Fans of any club, especially at the elite level of the game will always disagree on the ability of players, transfer targets etc. and those disagreements are often amplified because of social media. In the words of one hit wonder and Canadian musician, Daniel Powter, ’You’ve had a bad day’ and you vent on Twitter or a forum about West Ham’s recent inactivity in the transfer window. It’s understandable but relative to where the club has been and the players in recent windows that have arrived, there’s certainly reason to be positive.
My six a side team played in a top of the table clash on Monday, we came out with a good 3-1 win which for the first time means we are top of the league. As is the way with six a side, some of the teams we face sometimes are lacking numbers and we win fairly comfortably. However we do also encounter difficult opponents regularly. We all want to win or be successful in whatever we do, but sometimes, in the case of football beating a weaker side is not all that enjoyable or beneficial. As a team we always learn more and improve when we play better opposition and have to be more organised. My rather long winded point in relation to West Ham and the transfer window relates to six a side and facing different qualities of opposition. West Ham could probably acquire a striker for example with relative ease and not have to blow the budget but chances are fans would complain that the club haven’t been more ambitious and spent more money! Similarly, when the club pursues the likes of Maxi Gomez for a substantial fee and the saga drags on for a while, people complain that the club are punching above their weight/it is unrealistic.
Pellegrini has been vocal about his desire to push the club into the European positions. The question is, do we need a £40 million pound striker to elevate us to Europa League status? Do we actually need to be in the Europa League to attract the calibre of striker that Pellegrini wants? I would hope that the prospect of living in London, playing in the most competitive league in the world and a handsome wage would attract a striker that could realistically play for a team already competing in Europe.
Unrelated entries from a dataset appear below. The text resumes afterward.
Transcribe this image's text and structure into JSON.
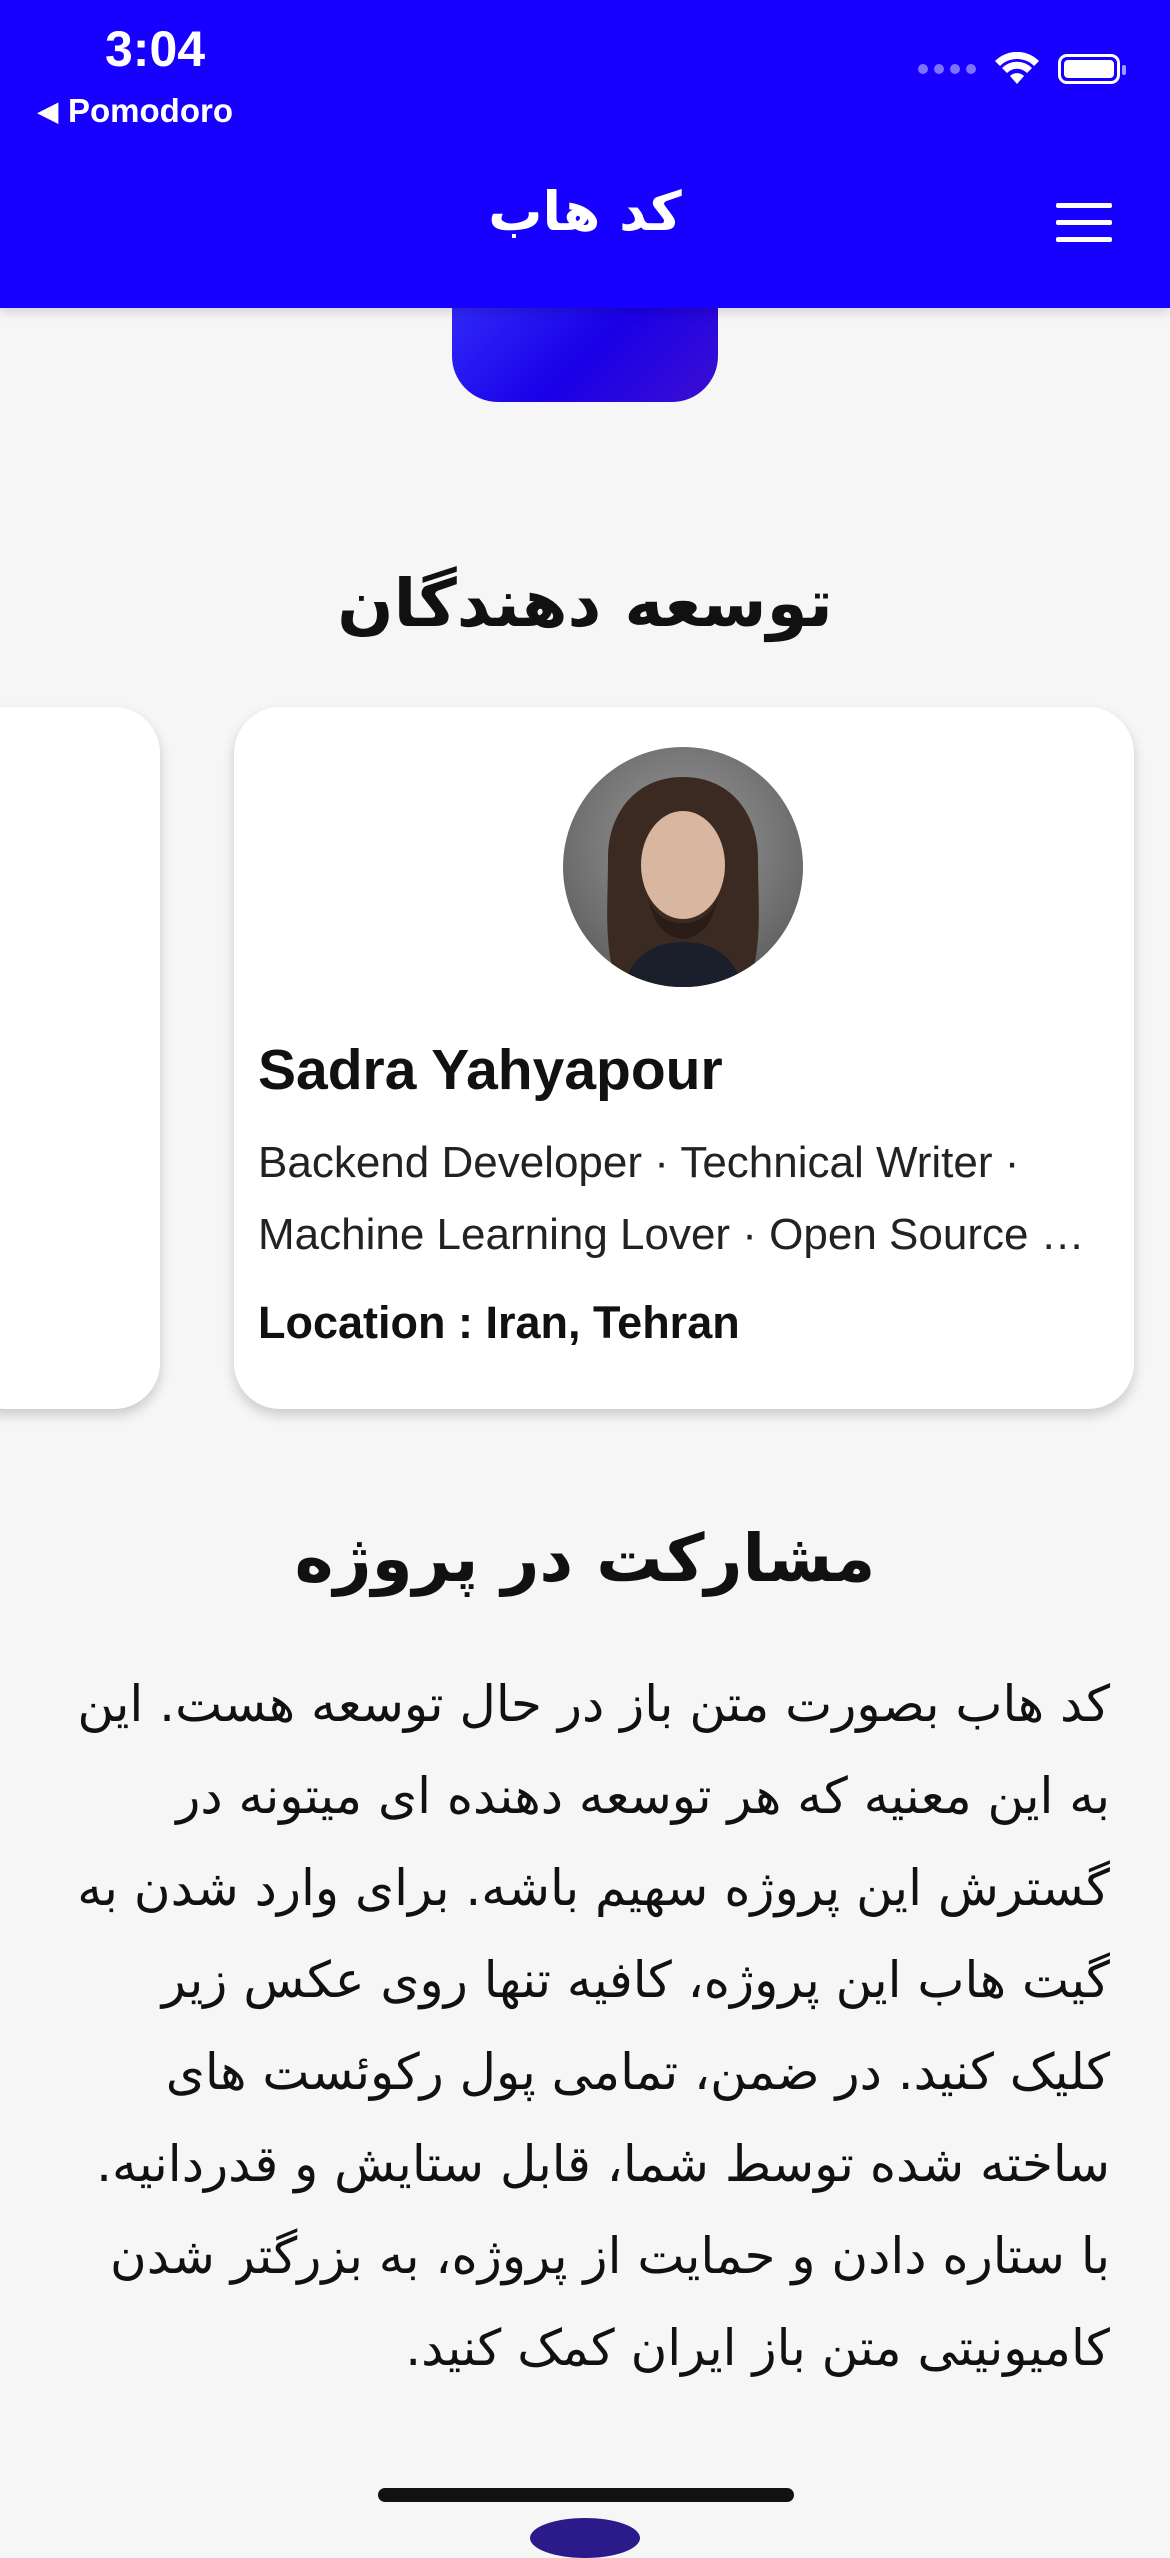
{
  "status_bar": {
    "time": "3:04",
    "back_label": "Pomodoro"
  },
  "header": {
    "title": "کد هاب",
    "menu_icon": "hamburger-menu-icon"
  },
  "developers_section": {
    "title": "توسعه دهندگان",
    "cards": [
      {
        "name": "Sadra Yahyapour",
        "bio": "Backend Developer · Technical Writer · Machine Learning Lover · Open Source …",
        "location": "Location : Iran, Tehran"
      }
    ]
  },
  "contribution_section": {
    "title": "مشارکت در پروژه",
    "text": "کد هاب بصورت متن باز در حال توسعه هست. این به این معنیه که هر توسعه دهنده ای میتونه در گسترش این پروژه سهیم باشه. برای وارد شدن به گیت هاب این پروژه، کافیه تنها روی عکس زیر کلیک کنید. در ضمن، تمامی پول رکوئست های ساخته شده توسط شما، قابل ستایش و قدردانیه. با ستاره دادن و حمایت از پروژه، به بزرگتر شدن کامیونیتی متن باز ایران کمک کنید."
  },
  "colors": {
    "header_bg": "#1700ff",
    "page_bg": "#f6f6f6",
    "card_bg": "#ffffff"
  }
}
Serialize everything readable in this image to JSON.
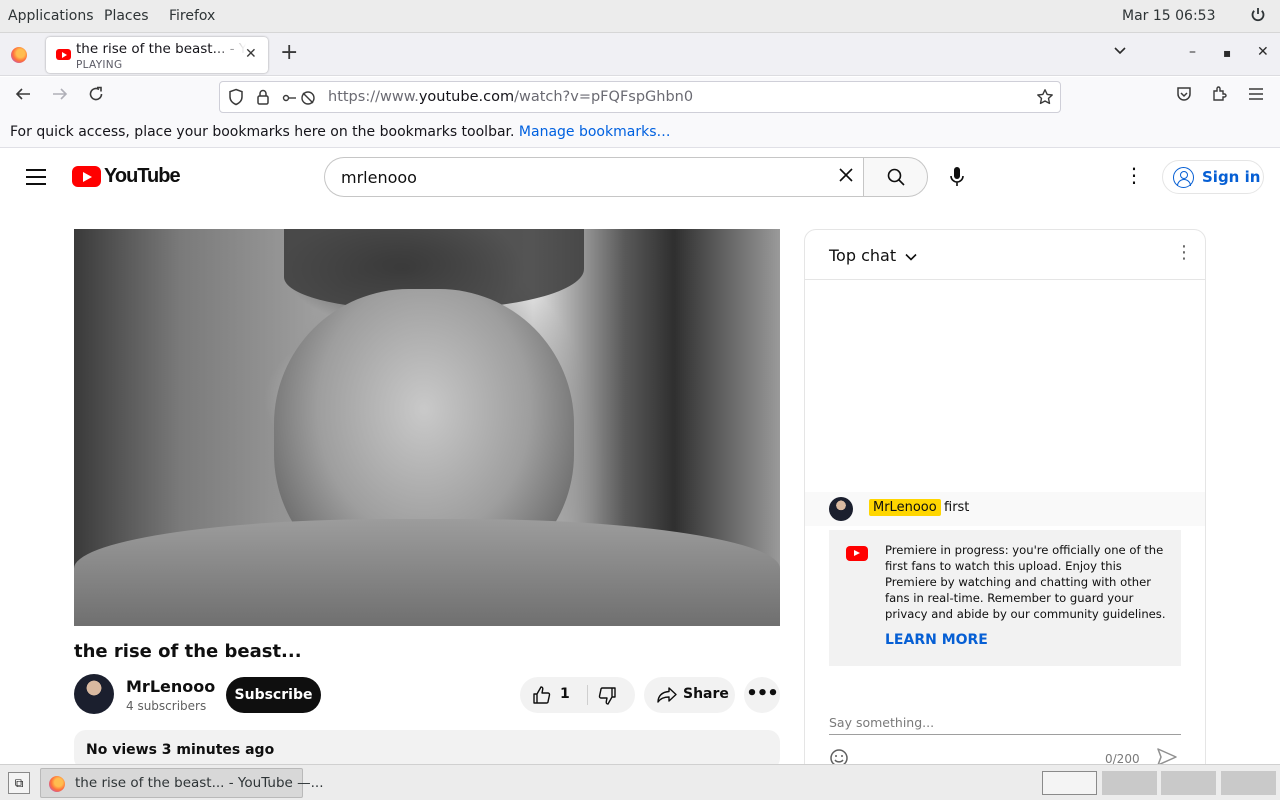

Alas, I hope the club is learning from these transfer negotiations much like we learn when we play football against better footballers.
Without knowing the very specific intricacies of transfer negotiations, and having no sources close to the club, it can be frustrating deciphering what might be true and what is wildly inaccurate! The fact of the matter is regardless of which players the club sign before the window closes, negotiations will not be completed overnight given there are always various dominos which have to fall into place.
One case you could make for acquiring a slightly cheaper forward is that then the club may still have some funds to search for another holding midfielder and perhaps a left back. It will be interesting to see what happens, with the arrival of Pablo Fornals combined with the return from injury for Yarmolenko plus a more experienced Anderson, and then the likes of Lanzini and Antonio you would hope for decent goal production from them. If they can all pull their weight with regards to goals and assists and stay healthy (a lot of luck required) that certainly should reduce the pressure of Hernandez and whomever else arrives.
You often have to encounter negativity when it comes to matters of football on social media, and in the case of West Ham fans I think some panic is starting to set in. Realistically, there is definitely still time to sign some good players who are attracted by Pellegrini’s project, and Husillos appears to move quickly with negotiations when a primary target is identified. There are areas of the team that could still be improved and I’m sure Pellegrini knows that, but we will be heading into this season with some exciting attacking talent and we must hope we can stay balanced while playing some positive football.